# Dataset
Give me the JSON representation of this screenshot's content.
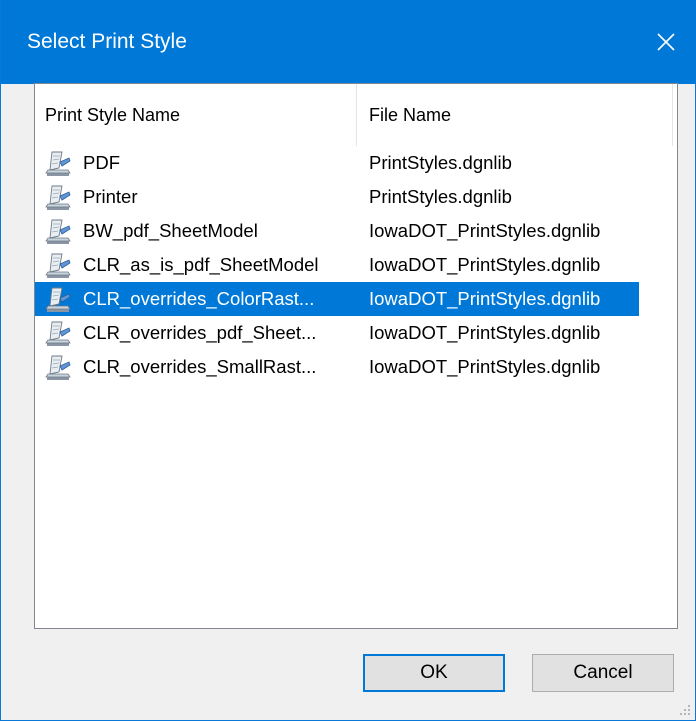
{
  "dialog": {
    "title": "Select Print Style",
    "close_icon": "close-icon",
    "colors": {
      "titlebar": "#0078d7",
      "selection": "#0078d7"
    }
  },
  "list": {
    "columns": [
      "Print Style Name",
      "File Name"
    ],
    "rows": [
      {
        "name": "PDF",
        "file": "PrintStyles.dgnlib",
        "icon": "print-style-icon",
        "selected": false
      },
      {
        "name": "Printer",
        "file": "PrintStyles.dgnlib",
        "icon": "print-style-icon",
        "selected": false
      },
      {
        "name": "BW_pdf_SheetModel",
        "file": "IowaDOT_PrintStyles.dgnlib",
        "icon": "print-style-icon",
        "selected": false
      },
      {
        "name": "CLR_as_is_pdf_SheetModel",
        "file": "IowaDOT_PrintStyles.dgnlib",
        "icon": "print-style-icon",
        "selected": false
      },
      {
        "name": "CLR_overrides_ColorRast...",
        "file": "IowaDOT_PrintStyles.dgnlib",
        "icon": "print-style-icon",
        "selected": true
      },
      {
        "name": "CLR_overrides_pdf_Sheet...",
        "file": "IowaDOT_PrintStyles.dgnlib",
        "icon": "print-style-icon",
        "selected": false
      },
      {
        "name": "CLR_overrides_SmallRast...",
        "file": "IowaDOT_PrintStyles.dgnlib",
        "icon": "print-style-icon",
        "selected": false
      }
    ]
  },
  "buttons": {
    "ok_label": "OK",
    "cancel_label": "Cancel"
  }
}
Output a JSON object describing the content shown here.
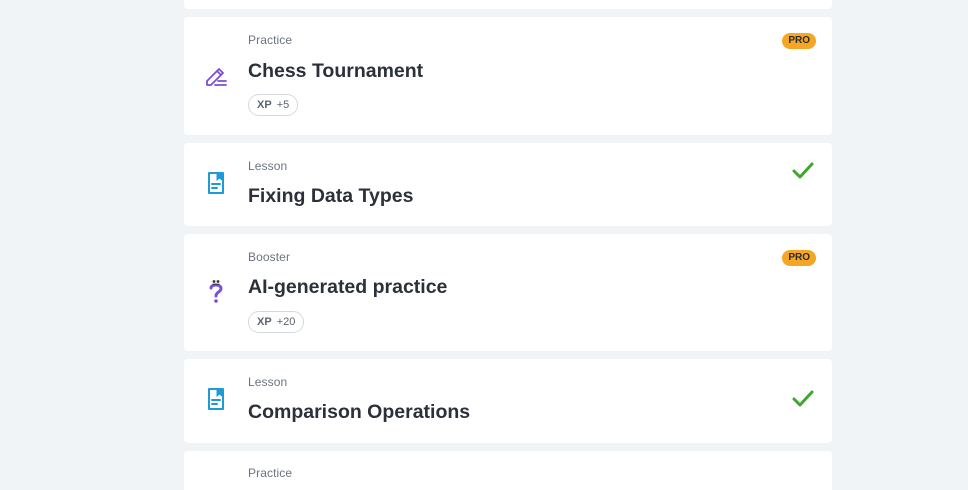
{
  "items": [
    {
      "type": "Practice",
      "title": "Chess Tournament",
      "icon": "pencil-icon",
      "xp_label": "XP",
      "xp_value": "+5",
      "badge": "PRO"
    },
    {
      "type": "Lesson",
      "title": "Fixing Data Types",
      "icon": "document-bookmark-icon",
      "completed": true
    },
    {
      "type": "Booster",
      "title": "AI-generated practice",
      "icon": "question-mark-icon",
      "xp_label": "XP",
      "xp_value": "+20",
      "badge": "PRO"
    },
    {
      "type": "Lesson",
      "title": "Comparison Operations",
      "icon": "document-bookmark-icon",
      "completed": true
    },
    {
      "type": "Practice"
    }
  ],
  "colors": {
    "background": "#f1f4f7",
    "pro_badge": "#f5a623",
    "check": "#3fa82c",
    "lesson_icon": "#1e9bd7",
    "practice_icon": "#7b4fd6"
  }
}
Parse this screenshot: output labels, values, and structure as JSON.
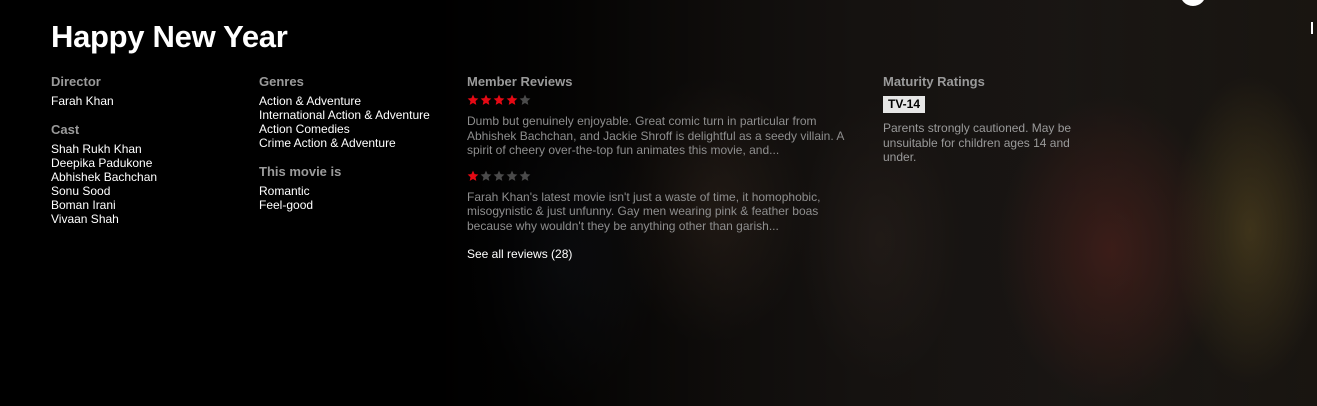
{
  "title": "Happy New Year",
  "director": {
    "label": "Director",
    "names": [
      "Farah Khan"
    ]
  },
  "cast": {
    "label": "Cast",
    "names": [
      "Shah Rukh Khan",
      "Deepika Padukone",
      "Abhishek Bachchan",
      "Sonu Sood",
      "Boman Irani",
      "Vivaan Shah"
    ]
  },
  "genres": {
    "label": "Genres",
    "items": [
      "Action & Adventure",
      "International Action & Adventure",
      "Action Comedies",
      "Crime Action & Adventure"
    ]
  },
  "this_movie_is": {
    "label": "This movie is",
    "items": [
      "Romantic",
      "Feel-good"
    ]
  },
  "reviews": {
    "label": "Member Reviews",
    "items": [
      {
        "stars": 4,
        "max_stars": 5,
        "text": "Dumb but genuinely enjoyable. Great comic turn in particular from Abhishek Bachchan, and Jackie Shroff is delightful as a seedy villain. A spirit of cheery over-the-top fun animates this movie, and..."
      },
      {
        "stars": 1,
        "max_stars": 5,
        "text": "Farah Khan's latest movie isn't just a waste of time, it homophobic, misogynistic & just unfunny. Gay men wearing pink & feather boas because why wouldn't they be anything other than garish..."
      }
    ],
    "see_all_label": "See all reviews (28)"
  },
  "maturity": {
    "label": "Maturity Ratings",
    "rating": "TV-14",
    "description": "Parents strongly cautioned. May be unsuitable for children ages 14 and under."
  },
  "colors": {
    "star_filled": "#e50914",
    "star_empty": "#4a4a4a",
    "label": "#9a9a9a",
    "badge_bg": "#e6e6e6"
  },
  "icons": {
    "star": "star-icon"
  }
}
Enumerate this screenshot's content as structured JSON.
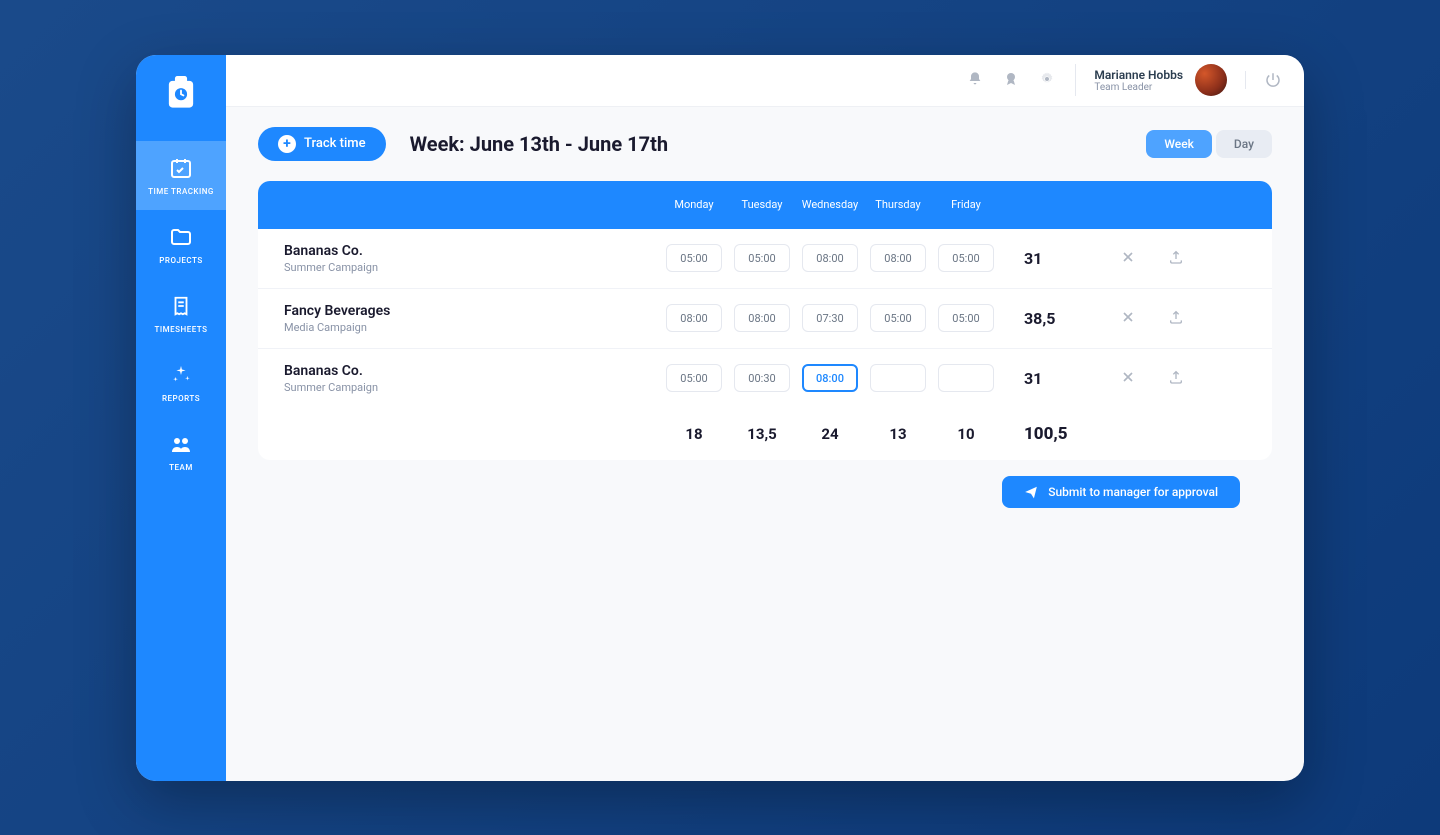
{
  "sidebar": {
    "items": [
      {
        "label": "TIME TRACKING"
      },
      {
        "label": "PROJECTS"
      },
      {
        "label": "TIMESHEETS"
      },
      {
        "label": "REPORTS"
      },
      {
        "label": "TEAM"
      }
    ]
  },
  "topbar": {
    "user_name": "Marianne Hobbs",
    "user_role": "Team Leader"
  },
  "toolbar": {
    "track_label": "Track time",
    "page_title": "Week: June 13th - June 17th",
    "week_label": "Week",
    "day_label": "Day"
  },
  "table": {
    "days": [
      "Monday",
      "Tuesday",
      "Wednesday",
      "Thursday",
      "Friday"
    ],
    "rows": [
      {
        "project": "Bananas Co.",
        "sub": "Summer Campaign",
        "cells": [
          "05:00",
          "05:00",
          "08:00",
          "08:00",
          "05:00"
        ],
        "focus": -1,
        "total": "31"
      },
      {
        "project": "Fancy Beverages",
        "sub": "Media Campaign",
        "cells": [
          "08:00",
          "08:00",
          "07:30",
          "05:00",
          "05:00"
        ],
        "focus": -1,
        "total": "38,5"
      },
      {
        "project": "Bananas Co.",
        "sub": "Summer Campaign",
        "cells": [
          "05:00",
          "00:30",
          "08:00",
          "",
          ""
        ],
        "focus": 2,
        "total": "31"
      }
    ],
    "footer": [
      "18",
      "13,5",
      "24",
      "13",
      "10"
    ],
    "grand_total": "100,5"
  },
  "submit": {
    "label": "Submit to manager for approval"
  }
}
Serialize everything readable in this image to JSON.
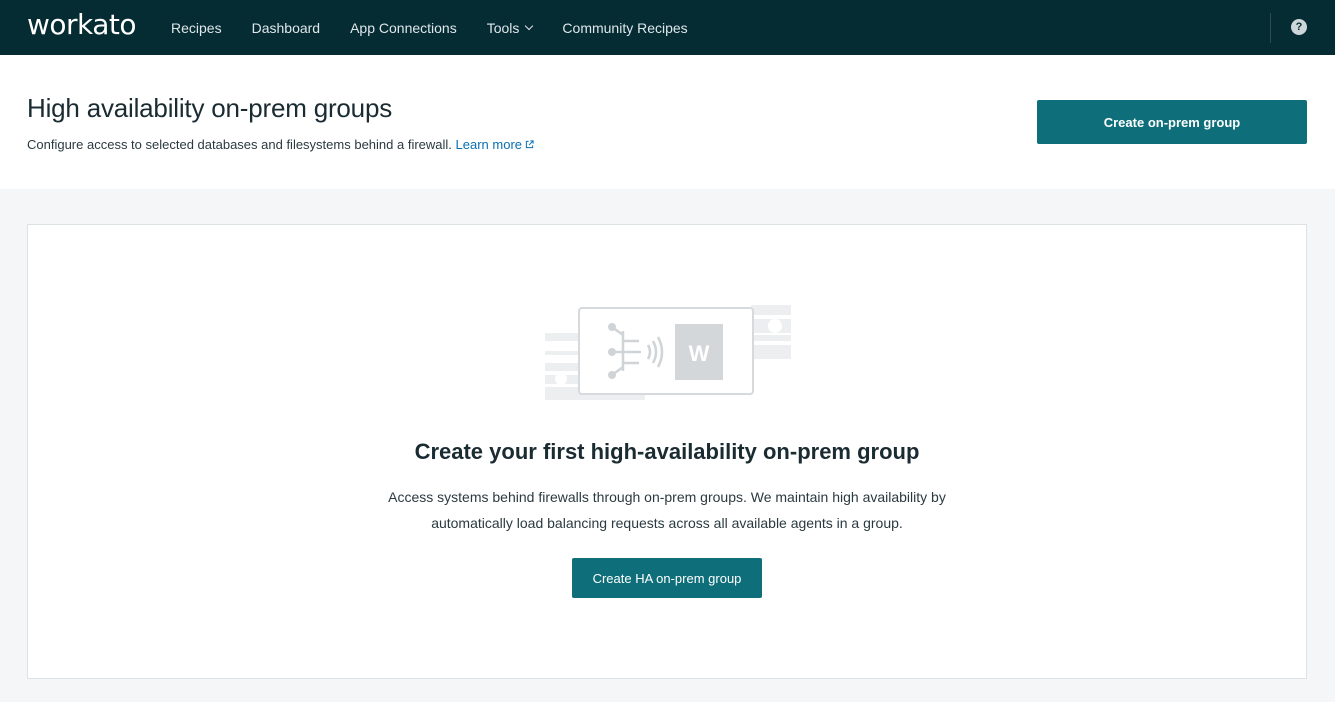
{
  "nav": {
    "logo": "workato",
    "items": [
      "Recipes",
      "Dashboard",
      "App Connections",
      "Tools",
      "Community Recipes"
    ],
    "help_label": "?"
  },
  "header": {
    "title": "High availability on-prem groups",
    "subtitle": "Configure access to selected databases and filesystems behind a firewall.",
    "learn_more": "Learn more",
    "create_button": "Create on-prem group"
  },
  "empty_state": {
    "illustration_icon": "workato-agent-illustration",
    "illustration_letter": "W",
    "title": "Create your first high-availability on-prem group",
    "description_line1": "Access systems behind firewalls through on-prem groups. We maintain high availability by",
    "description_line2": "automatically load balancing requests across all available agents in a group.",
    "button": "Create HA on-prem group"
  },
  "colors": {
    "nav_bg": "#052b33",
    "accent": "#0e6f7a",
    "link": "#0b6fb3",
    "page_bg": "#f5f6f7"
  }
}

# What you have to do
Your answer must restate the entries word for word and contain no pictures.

# Output for this task
Give me the JSON representation of this screenshot's content.
{
  "dialog": {
    "title": "Select Print Style",
    "close_icon": "close-icon",
    "colors": {
      "titlebar": "#0078d7",
      "selection": "#0078d7"
    }
  },
  "list": {
    "columns": [
      "Print Style Name",
      "File Name"
    ],
    "rows": [
      {
        "name": "PDF",
        "file": "PrintStyles.dgnlib",
        "icon": "print-style-icon",
        "selected": false
      },
      {
        "name": "Printer",
        "file": "PrintStyles.dgnlib",
        "icon": "print-style-icon",
        "selected": false
      },
      {
        "name": "BW_pdf_SheetModel",
        "file": "IowaDOT_PrintStyles.dgnlib",
        "icon": "print-style-icon",
        "selected": false
      },
      {
        "name": "CLR_as_is_pdf_SheetModel",
        "file": "IowaDOT_PrintStyles.dgnlib",
        "icon": "print-style-icon",
        "selected": false
      },
      {
        "name": "CLR_overrides_ColorRast...",
        "file": "IowaDOT_PrintStyles.dgnlib",
        "icon": "print-style-icon",
        "selected": true
      },
      {
        "name": "CLR_overrides_pdf_Sheet...",
        "file": "IowaDOT_PrintStyles.dgnlib",
        "icon": "print-style-icon",
        "selected": false
      },
      {
        "name": "CLR_overrides_SmallRast...",
        "file": "IowaDOT_PrintStyles.dgnlib",
        "icon": "print-style-icon",
        "selected": false
      }
    ]
  },
  "buttons": {
    "ok_label": "OK",
    "cancel_label": "Cancel"
  }
}
Output a JSON object describing the content shown here.
{
  "items": [
    {
      "type": "Practice",
      "title": "Chess Tournament",
      "icon": "pencil-icon",
      "xp_label": "XP",
      "xp_value": "+5",
      "badge": "PRO"
    },
    {
      "type": "Lesson",
      "title": "Fixing Data Types",
      "icon": "document-bookmark-icon",
      "completed": true
    },
    {
      "type": "Booster",
      "title": "AI-generated practice",
      "icon": "question-mark-icon",
      "xp_label": "XP",
      "xp_value": "+20",
      "badge": "PRO"
    },
    {
      "type": "Lesson",
      "title": "Comparison Operations",
      "icon": "document-bookmark-icon",
      "completed": true
    },
    {
      "type": "Practice"
    }
  ],
  "colors": {
    "background": "#f1f4f7",
    "pro_badge": "#f5a623",
    "check": "#3fa82c",
    "lesson_icon": "#1e9bd7",
    "practice_icon": "#7b4fd6"
  }
}
Parse this screenshot: output labels, values, and structure as JSON.
{
  "title": "Happy New Year",
  "director": {
    "label": "Director",
    "names": [
      "Farah Khan"
    ]
  },
  "cast": {
    "label": "Cast",
    "names": [
      "Shah Rukh Khan",
      "Deepika Padukone",
      "Abhishek Bachchan",
      "Sonu Sood",
      "Boman Irani",
      "Vivaan Shah"
    ]
  },
  "genres": {
    "label": "Genres",
    "items": [
      "Action & Adventure",
      "International Action & Adventure",
      "Action Comedies",
      "Crime Action & Adventure"
    ]
  },
  "this_movie_is": {
    "label": "This movie is",
    "items": [
      "Romantic",
      "Feel-good"
    ]
  },
  "reviews": {
    "label": "Member Reviews",
    "items": [
      {
        "stars": 4,
        "max_stars": 5,
        "text": "Dumb but genuinely enjoyable. Great comic turn in particular from Abhishek Bachchan, and Jackie Shroff is delightful as a seedy villain. A spirit of cheery over-the-top fun animates this movie, and..."
      },
      {
        "stars": 1,
        "max_stars": 5,
        "text": "Farah Khan's latest movie isn't just a waste of time, it homophobic, misogynistic & just unfunny. Gay men wearing pink & feather boas because why wouldn't they be anything other than garish..."
      }
    ],
    "see_all_label": "See all reviews (28)"
  },
  "maturity": {
    "label": "Maturity Ratings",
    "rating": "TV-14",
    "description": "Parents strongly cautioned. May be unsuitable for children ages 14 and under."
  },
  "colors": {
    "star_filled": "#e50914",
    "star_empty": "#4a4a4a",
    "label": "#9a9a9a",
    "badge_bg": "#e6e6e6"
  },
  "icons": {
    "star": "star-icon"
  }
}
Enumerate this screenshot's content as structured JSON.
{
  "sidebar": {
    "items": [
      {
        "label": "TIME TRACKING"
      },
      {
        "label": "PROJECTS"
      },
      {
        "label": "TIMESHEETS"
      },
      {
        "label": "REPORTS"
      },
      {
        "label": "TEAM"
      }
    ]
  },
  "topbar": {
    "user_name": "Marianne Hobbs",
    "user_role": "Team Leader"
  },
  "toolbar": {
    "track_label": "Track time",
    "page_title": "Week: June 13th - June 17th",
    "week_label": "Week",
    "day_label": "Day"
  },
  "table": {
    "days": [
      "Monday",
      "Tuesday",
      "Wednesday",
      "Thursday",
      "Friday"
    ],
    "rows": [
      {
        "project": "Bananas Co.",
        "sub": "Summer Campaign",
        "cells": [
          "05:00",
          "05:00",
          "08:00",
          "08:00",
          "05:00"
        ],
        "focus": -1,
        "total": "31"
      },
      {
        "project": "Fancy Beverages",
        "sub": "Media Campaign",
        "cells": [
          "08:00",
          "08:00",
          "07:30",
          "05:00",
          "05:00"
        ],
        "focus": -1,
        "total": "38,5"
      },
      {
        "project": "Bananas Co.",
        "sub": "Summer Campaign",
        "cells": [
          "05:00",
          "00:30",
          "08:00",
          "",
          ""
        ],
        "focus": 2,
        "total": "31"
      }
    ],
    "footer": [
      "18",
      "13,5",
      "24",
      "13",
      "10"
    ],
    "grand_total": "100,5"
  },
  "submit": {
    "label": "Submit to manager for approval"
  }
}
Serialize everything readable in this image to JSON.
{
  "nav": {
    "logo": "workato",
    "items": [
      "Recipes",
      "Dashboard",
      "App Connections",
      "Tools",
      "Community Recipes"
    ],
    "help_label": "?"
  },
  "header": {
    "title": "High availability on-prem groups",
    "subtitle": "Configure access to selected databases and filesystems behind a firewall.",
    "learn_more": "Learn more",
    "create_button": "Create on-prem group"
  },
  "empty_state": {
    "illustration_icon": "workato-agent-illustration",
    "illustration_letter": "W",
    "title": "Create your first high-availability on-prem group",
    "description_line1": "Access systems behind firewalls through on-prem groups. We maintain high availability by",
    "description_line2": "automatically load balancing requests across all available agents in a group.",
    "button": "Create HA on-prem group"
  },
  "colors": {
    "nav_bg": "#052b33",
    "accent": "#0e6f7a",
    "link": "#0b6fb3",
    "page_bg": "#f5f6f7"
  }
}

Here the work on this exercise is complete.